__WORK TASK__: Reproduce the records below exactly, leaving their images out.

__DATA FOR THIS EXERCISE__:
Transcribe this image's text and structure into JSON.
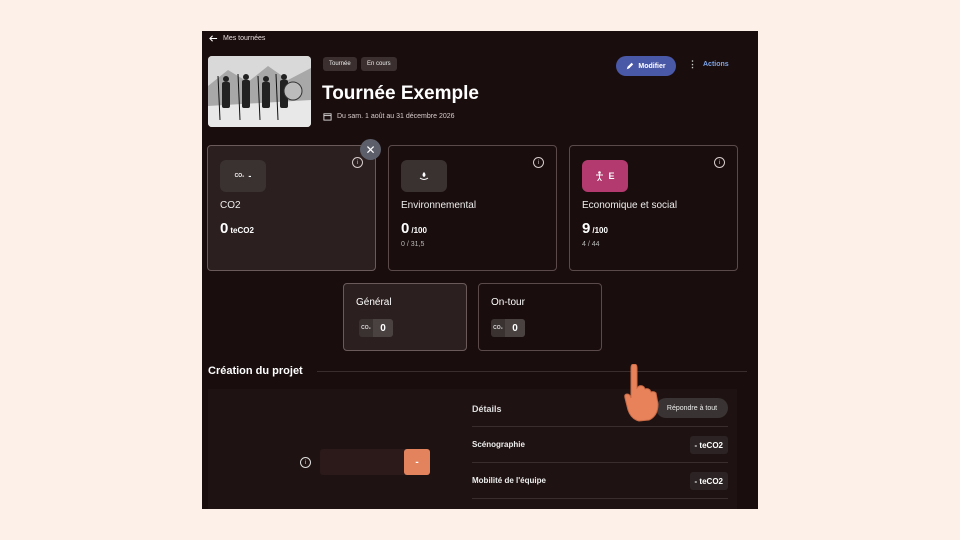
{
  "nav": {
    "back_label": "Mes tournées"
  },
  "header": {
    "tags": [
      "Tournée",
      "En cours"
    ],
    "title": "Tournée Exemple",
    "dates": "Du sam. 1 août au 31 décembre 2026",
    "modify_label": "Modifier",
    "actions_label": "Actions"
  },
  "cards": [
    {
      "icon": "co2-icon",
      "icon_text": "-",
      "label": "CO2",
      "value": "0",
      "unit": "teCO2",
      "sub": ""
    },
    {
      "icon": "leaf-hand-icon",
      "icon_text": "",
      "label": "Environnemental",
      "value": "0",
      "unit": "/100",
      "sub": "0 / 31,5"
    },
    {
      "icon": "person-icon",
      "icon_text": "E",
      "label": "Economique et social",
      "value": "9",
      "unit": "/100",
      "sub": "4 / 44"
    }
  ],
  "subcards": [
    {
      "label": "Général",
      "value": "0"
    },
    {
      "label": "On-tour",
      "value": "0"
    }
  ],
  "section": {
    "title": "Création du projet"
  },
  "details": {
    "title": "Détails",
    "reply_all": "Répondre à tout",
    "rows": [
      {
        "label": "Scénographie",
        "value": "- teCO2"
      },
      {
        "label": "Mobilité de l'équipe",
        "value": "- teCO2"
      }
    ]
  },
  "input": {
    "button_label": "-"
  },
  "colors": {
    "accent": "#4a58a8",
    "link": "#7ba3e8",
    "badge_e": "#b23a6e",
    "orange": "#e3835e"
  }
}
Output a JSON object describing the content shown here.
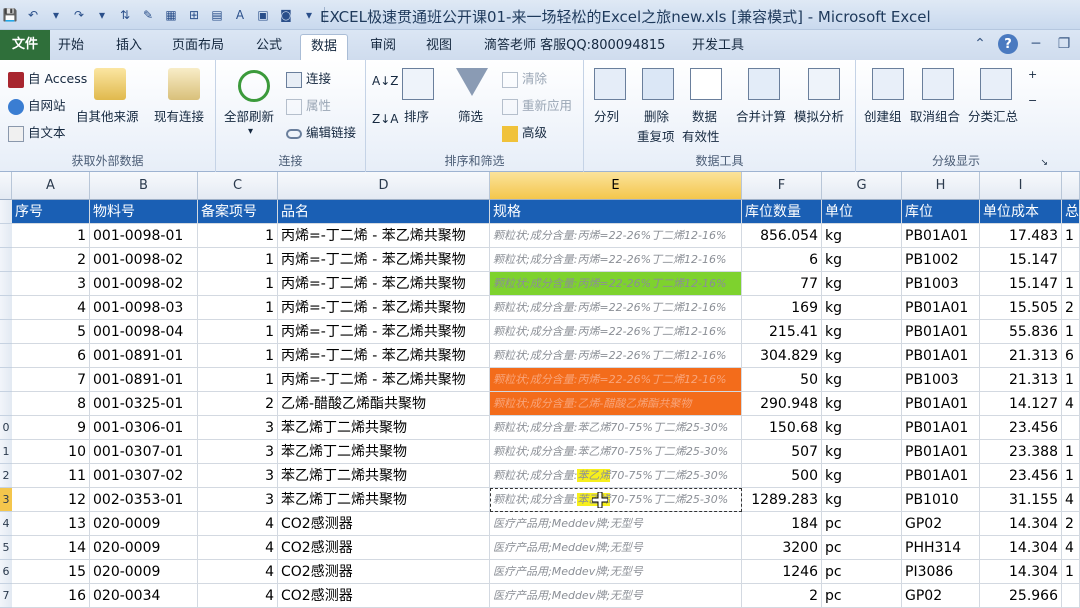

__WORKED SOLUTION__:
Transcribe this image's text and structure into JSON.
{
  "nav": {
    "back_label": "Mes tournées"
  },
  "header": {
    "tags": [
      "Tournée",
      "En cours"
    ],
    "title": "Tournée Exemple",
    "dates": "Du sam. 1 août au 31 décembre 2026",
    "modify_label": "Modifier",
    "actions_label": "Actions"
  },
  "cards": [
    {
      "icon": "co2-icon",
      "icon_text": "-",
      "label": "CO2",
      "value": "0",
      "unit": "teCO2",
      "sub": ""
    },
    {
      "icon": "leaf-hand-icon",
      "icon_text": "",
      "label": "Environnemental",
      "value": "0",
      "unit": "/100",
      "sub": "0 / 31,5"
    },
    {
      "icon": "person-icon",
      "icon_text": "E",
      "label": "Economique et social",
      "value": "9",
      "unit": "/100",
      "sub": "4 / 44"
    }
  ],
  "subcards": [
    {
      "label": "Général",
      "value": "0"
    },
    {
      "label": "On-tour",
      "value": "0"
    }
  ],
  "section": {
    "title": "Création du projet"
  },
  "details": {
    "title": "Détails",
    "reply_all": "Répondre à tout",
    "rows": [
      {
        "label": "Scénographie",
        "value": "- teCO2"
      },
      {
        "label": "Mobilité de l'équipe",
        "value": "- teCO2"
      }
    ]
  },
  "input": {
    "button_label": "-"
  },
  "colors": {
    "accent": "#4a58a8",
    "link": "#7ba3e8",
    "badge_e": "#b23a6e",
    "orange": "#e3835e"
  }
}
Output a JSON object describing the content shown here.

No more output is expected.